(MATERIALS PROVIDED)

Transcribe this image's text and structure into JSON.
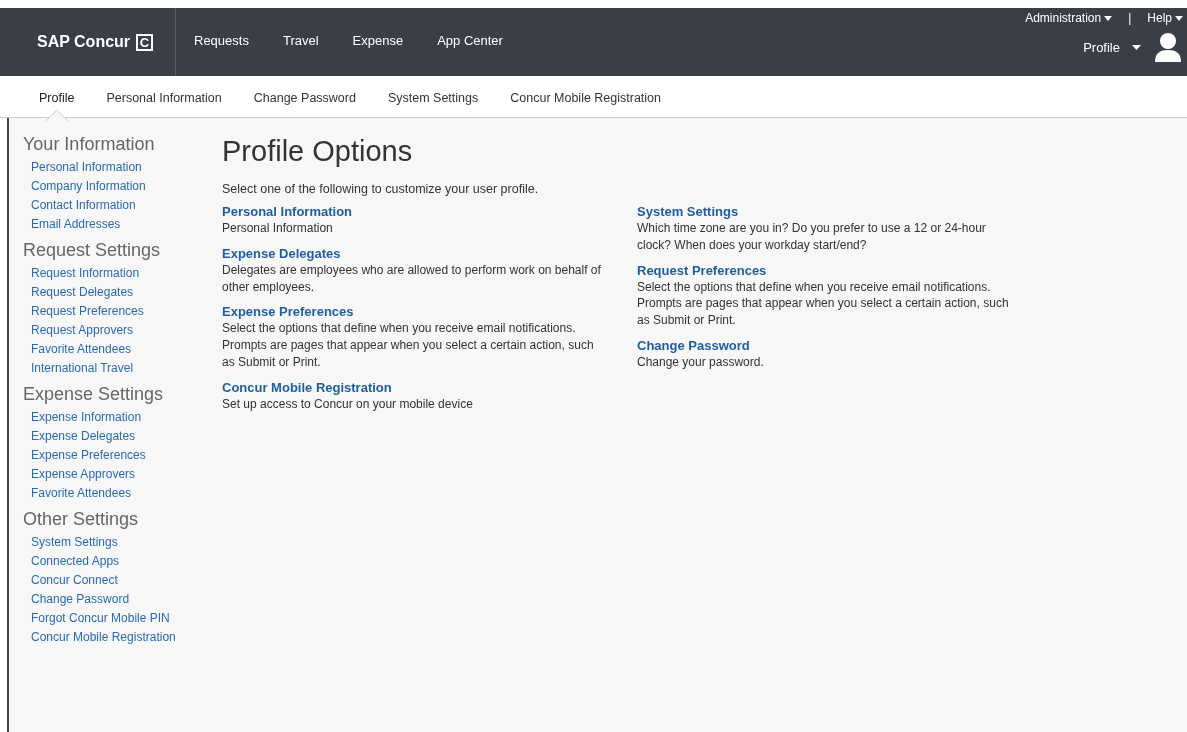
{
  "header": {
    "logo": "SAP Concur",
    "logo_mark": "C",
    "nav": [
      {
        "label": "Requests"
      },
      {
        "label": "Travel"
      },
      {
        "label": "Expense"
      },
      {
        "label": "App Center"
      }
    ],
    "top_links": [
      {
        "label": "Administration"
      },
      {
        "label": "Help"
      }
    ],
    "separator": "|",
    "profile_menu": "Profile"
  },
  "tabs": [
    {
      "label": "Profile",
      "selected": true
    },
    {
      "label": "Personal Information",
      "selected": false
    },
    {
      "label": "Change Password",
      "selected": false
    },
    {
      "label": "System Settings",
      "selected": false
    },
    {
      "label": "Concur Mobile Registration",
      "selected": false
    }
  ],
  "sidebar": [
    {
      "title": "Your Information",
      "items": [
        "Personal Information",
        "Company Information",
        "Contact Information",
        "Email Addresses"
      ]
    },
    {
      "title": "Request Settings",
      "items": [
        "Request Information",
        "Request Delegates",
        "Request Preferences",
        "Request Approvers",
        "Favorite Attendees",
        "International Travel"
      ]
    },
    {
      "title": "Expense Settings",
      "items": [
        "Expense Information",
        "Expense Delegates",
        "Expense Preferences",
        "Expense Approvers",
        "Favorite Attendees"
      ]
    },
    {
      "title": "Other Settings",
      "items": [
        "System Settings",
        "Connected Apps",
        "Concur Connect",
        "Change Password",
        "Forgot Concur Mobile PIN",
        "Concur Mobile Registration"
      ]
    }
  ],
  "main": {
    "title": "Profile Options",
    "intro": "Select one of the following to customize your user profile.",
    "columns": [
      [
        {
          "title": "Personal Information",
          "description": "Personal Information"
        },
        {
          "title": "Expense Delegates",
          "description": "Delegates are employees who are allowed to perform work on behalf of other employees."
        },
        {
          "title": "Expense Preferences",
          "description": "Select the options that define when you receive email notifications. Prompts are pages that appear when you select a certain action, such as Submit or Print."
        },
        {
          "title": "Concur Mobile Registration",
          "description": "Set up access to Concur on your mobile device"
        }
      ],
      [
        {
          "title": "System Settings",
          "description": "Which time zone are you in? Do you prefer to use a 12 or 24-hour clock? When does your workday start/end?"
        },
        {
          "title": "Request Preferences",
          "description": "Select the options that define when you receive email notifications. Prompts are pages that appear when you select a certain action, such as Submit or Print."
        },
        {
          "title": "Change Password",
          "description": "Change your password."
        }
      ]
    ]
  }
}
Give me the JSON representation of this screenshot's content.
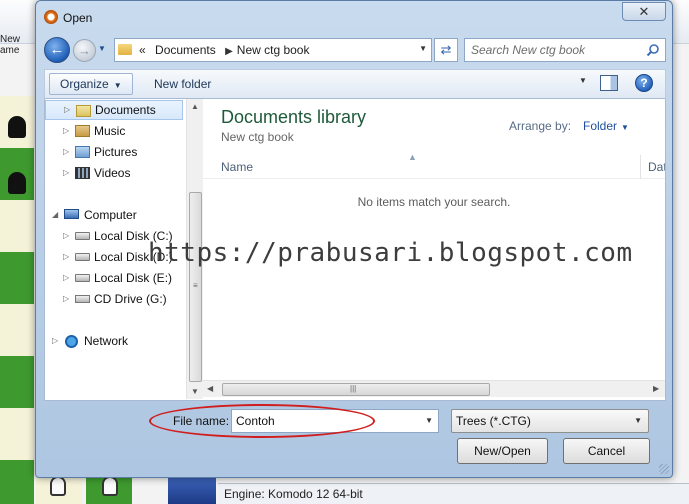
{
  "background_app": {
    "new_game_label": "New ame",
    "engine_status": "Engine: Komodo 12 64-bit",
    "colors": {
      "board_dark": "#3e9a2e",
      "board_light": "#f4f3d8"
    }
  },
  "dialog": {
    "title": "Open",
    "close_label": "✕",
    "app_icon": "app-icon"
  },
  "navigation": {
    "back_icon": "back-arrow-icon",
    "forward_icon": "forward-arrow-icon",
    "breadcrumb": {
      "lead": "«",
      "items": [
        "Documents",
        "New ctg book"
      ]
    },
    "search_placeholder": "Search New ctg book"
  },
  "toolbar": {
    "organize_label": "Organize",
    "new_folder_label": "New folder"
  },
  "nav_pane": {
    "items": [
      {
        "label": "Documents",
        "icon": "documents-icon",
        "selected": true
      },
      {
        "label": "Music",
        "icon": "music-icon"
      },
      {
        "label": "Pictures",
        "icon": "pictures-icon"
      },
      {
        "label": "Videos",
        "icon": "videos-icon"
      },
      {
        "label": "Computer",
        "icon": "computer-icon"
      },
      {
        "label": "Local Disk (C:)",
        "icon": "local-disk-icon"
      },
      {
        "label": "Local Disk (D:)",
        "icon": "local-disk-icon"
      },
      {
        "label": "Local Disk (E:)",
        "icon": "local-disk-icon"
      },
      {
        "label": "CD Drive (G:)",
        "icon": "cd-drive-icon"
      },
      {
        "label": "Network",
        "icon": "network-icon"
      }
    ]
  },
  "file_pane": {
    "library_title": "Documents library",
    "library_subtitle": "New ctg book",
    "arrange_by_label": "Arrange by:",
    "arrange_by_value": "Folder",
    "columns": [
      "Name",
      "Date mod"
    ],
    "empty_message": "No items match your search.",
    "title_color": "#1e5a3a"
  },
  "watermark": "https://prabusari.blogspot.com",
  "bottom": {
    "file_name_label": "File name:",
    "file_name_value": "Contoh",
    "file_type_value": "Trees (*.CTG)",
    "open_button": "New/Open",
    "cancel_button": "Cancel",
    "highlight_color": "#d01e1e"
  }
}
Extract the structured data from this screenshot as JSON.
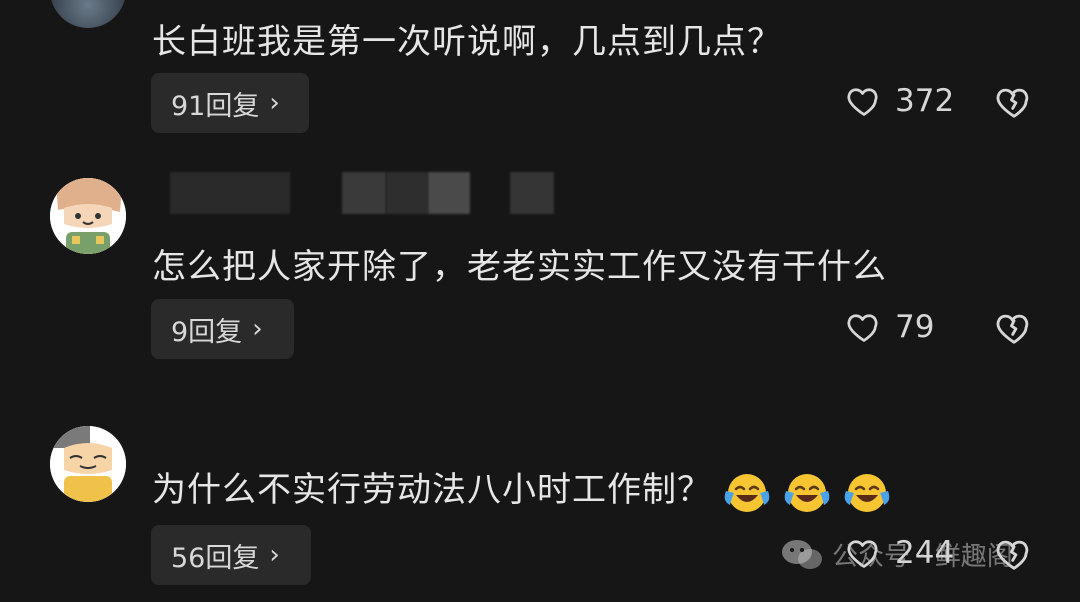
{
  "comments": [
    {
      "text": "长白班我是第一次听说啊，几点到几点？",
      "reply_label": "91回复",
      "likes": "372"
    },
    {
      "text": "怎么把人家开除了，老老实实工作又没有干什么",
      "reply_label": "9回复",
      "likes": "79"
    },
    {
      "text": "为什么不实行劳动法八小时工作制？",
      "reply_label": "56回复",
      "likes": "244"
    }
  ],
  "watermark": {
    "text": "公众号 · 鲜趣阁"
  },
  "icons": {
    "like": "heart-outline-icon",
    "dislike": "broken-heart-icon",
    "reply_chevron": "chevron-right-icon",
    "emoji": "laughing-crying-emoji-icon"
  },
  "colors": {
    "background": "#161616",
    "pill_background": "#2a2a2a",
    "text": "#e6e6e6"
  }
}
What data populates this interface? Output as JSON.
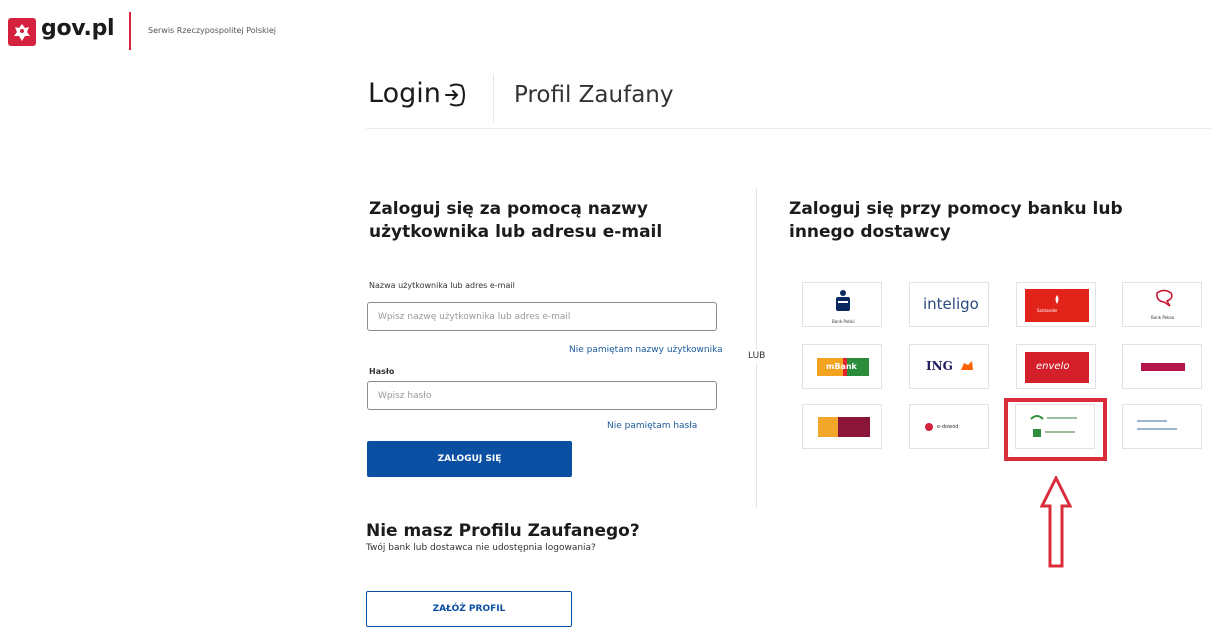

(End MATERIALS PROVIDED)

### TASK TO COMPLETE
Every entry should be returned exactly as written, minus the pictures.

### WRITTEN RESPONSE
Transcribe this image's text and structure into JSON.
{
  "header": {
    "logo": "SAP Concur",
    "logo_mark": "C",
    "nav": [
      {
        "label": "Requests"
      },
      {
        "label": "Travel"
      },
      {
        "label": "Expense"
      },
      {
        "label": "App Center"
      }
    ],
    "top_links": [
      {
        "label": "Administration"
      },
      {
        "label": "Help"
      }
    ],
    "separator": "|",
    "profile_menu": "Profile"
  },
  "tabs": [
    {
      "label": "Profile",
      "selected": true
    },
    {
      "label": "Personal Information",
      "selected": false
    },
    {
      "label": "Change Password",
      "selected": false
    },
    {
      "label": "System Settings",
      "selected": false
    },
    {
      "label": "Concur Mobile Registration",
      "selected": false
    }
  ],
  "sidebar": [
    {
      "title": "Your Information",
      "items": [
        "Personal Information",
        "Company Information",
        "Contact Information",
        "Email Addresses"
      ]
    },
    {
      "title": "Request Settings",
      "items": [
        "Request Information",
        "Request Delegates",
        "Request Preferences",
        "Request Approvers",
        "Favorite Attendees",
        "International Travel"
      ]
    },
    {
      "title": "Expense Settings",
      "items": [
        "Expense Information",
        "Expense Delegates",
        "Expense Preferences",
        "Expense Approvers",
        "Favorite Attendees"
      ]
    },
    {
      "title": "Other Settings",
      "items": [
        "System Settings",
        "Connected Apps",
        "Concur Connect",
        "Change Password",
        "Forgot Concur Mobile PIN",
        "Concur Mobile Registration"
      ]
    }
  ],
  "main": {
    "title": "Profile Options",
    "intro": "Select one of the following to customize your user profile.",
    "columns": [
      [
        {
          "title": "Personal Information",
          "description": "Personal Information"
        },
        {
          "title": "Expense Delegates",
          "description": "Delegates are employees who are allowed to perform work on behalf of other employees."
        },
        {
          "title": "Expense Preferences",
          "description": "Select the options that define when you receive email notifications. Prompts are pages that appear when you select a certain action, such as Submit or Print."
        },
        {
          "title": "Concur Mobile Registration",
          "description": "Set up access to Concur on your mobile device"
        }
      ],
      [
        {
          "title": "System Settings",
          "description": "Which time zone are you in? Do you prefer to use a 12 or 24-hour clock? When does your workday start/end?"
        },
        {
          "title": "Request Preferences",
          "description": "Select the options that define when you receive email notifications. Prompts are pages that appear when you select a certain action, such as Submit or Print."
        },
        {
          "title": "Change Password",
          "description": "Change your password."
        }
      ]
    ]
  }
}
Give me the JSON representation of this screenshot's content.
{
  "background_app": {
    "new_game_label": "New ame",
    "engine_status": "Engine: Komodo 12 64-bit",
    "colors": {
      "board_dark": "#3e9a2e",
      "board_light": "#f4f3d8"
    }
  },
  "dialog": {
    "title": "Open",
    "close_label": "✕",
    "app_icon": "app-icon"
  },
  "navigation": {
    "back_icon": "back-arrow-icon",
    "forward_icon": "forward-arrow-icon",
    "breadcrumb": {
      "lead": "«",
      "items": [
        "Documents",
        "New ctg book"
      ]
    },
    "search_placeholder": "Search New ctg book"
  },
  "toolbar": {
    "organize_label": "Organize",
    "new_folder_label": "New folder"
  },
  "nav_pane": {
    "items": [
      {
        "label": "Documents",
        "icon": "documents-icon",
        "selected": true
      },
      {
        "label": "Music",
        "icon": "music-icon"
      },
      {
        "label": "Pictures",
        "icon": "pictures-icon"
      },
      {
        "label": "Videos",
        "icon": "videos-icon"
      },
      {
        "label": "Computer",
        "icon": "computer-icon"
      },
      {
        "label": "Local Disk (C:)",
        "icon": "local-disk-icon"
      },
      {
        "label": "Local Disk (D:)",
        "icon": "local-disk-icon"
      },
      {
        "label": "Local Disk (E:)",
        "icon": "local-disk-icon"
      },
      {
        "label": "CD Drive (G:)",
        "icon": "cd-drive-icon"
      },
      {
        "label": "Network",
        "icon": "network-icon"
      }
    ]
  },
  "file_pane": {
    "library_title": "Documents library",
    "library_subtitle": "New ctg book",
    "arrange_by_label": "Arrange by:",
    "arrange_by_value": "Folder",
    "columns": [
      "Name",
      "Date mod"
    ],
    "empty_message": "No items match your search.",
    "title_color": "#1e5a3a"
  },
  "watermark": "https://prabusari.blogspot.com",
  "bottom": {
    "file_name_label": "File name:",
    "file_name_value": "Contoh",
    "file_type_value": "Trees (*.CTG)",
    "open_button": "New/Open",
    "cancel_button": "Cancel",
    "highlight_color": "#d01e1e"
  }
}
Extract the structured data from this screenshot as JSON.
{
  "comments": [
    {
      "text": "长白班我是第一次听说啊，几点到几点？",
      "reply_label": "91回复",
      "likes": "372"
    },
    {
      "text": "怎么把人家开除了，老老实实工作又没有干什么",
      "reply_label": "9回复",
      "likes": "79"
    },
    {
      "text": "为什么不实行劳动法八小时工作制？",
      "reply_label": "56回复",
      "likes": "244"
    }
  ],
  "watermark": {
    "text": "公众号 · 鲜趣阁"
  },
  "icons": {
    "like": "heart-outline-icon",
    "dislike": "broken-heart-icon",
    "reply_chevron": "chevron-right-icon",
    "emoji": "laughing-crying-emoji-icon"
  },
  "colors": {
    "background": "#161616",
    "pill_background": "#2a2a2a",
    "text": "#e6e6e6"
  }
}
What data populates this interface? Output as JSON.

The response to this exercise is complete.